• THE INPUT
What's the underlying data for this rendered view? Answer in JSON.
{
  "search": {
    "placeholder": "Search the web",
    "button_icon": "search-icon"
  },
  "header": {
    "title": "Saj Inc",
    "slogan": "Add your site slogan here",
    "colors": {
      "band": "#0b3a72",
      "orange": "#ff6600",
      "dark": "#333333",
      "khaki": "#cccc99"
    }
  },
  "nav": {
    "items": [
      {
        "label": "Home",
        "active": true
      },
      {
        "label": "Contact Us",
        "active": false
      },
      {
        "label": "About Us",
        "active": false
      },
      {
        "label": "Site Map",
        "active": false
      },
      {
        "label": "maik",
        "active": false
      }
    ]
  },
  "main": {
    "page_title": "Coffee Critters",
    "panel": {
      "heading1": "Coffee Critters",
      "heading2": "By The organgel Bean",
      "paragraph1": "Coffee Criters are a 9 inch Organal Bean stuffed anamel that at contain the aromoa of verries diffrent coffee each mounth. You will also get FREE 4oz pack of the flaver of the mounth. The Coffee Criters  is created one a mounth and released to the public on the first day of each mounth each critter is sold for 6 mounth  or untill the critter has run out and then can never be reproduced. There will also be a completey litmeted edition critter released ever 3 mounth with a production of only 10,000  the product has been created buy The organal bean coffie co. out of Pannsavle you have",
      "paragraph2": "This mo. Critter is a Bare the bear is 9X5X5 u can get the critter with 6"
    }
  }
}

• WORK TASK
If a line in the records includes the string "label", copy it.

• OUTPUT OF THE EXERCISE
        "label": "Home",
        "label": "Contact Us",
        "label": "About Us",
        "label": "Site Map",
        "label": "maik",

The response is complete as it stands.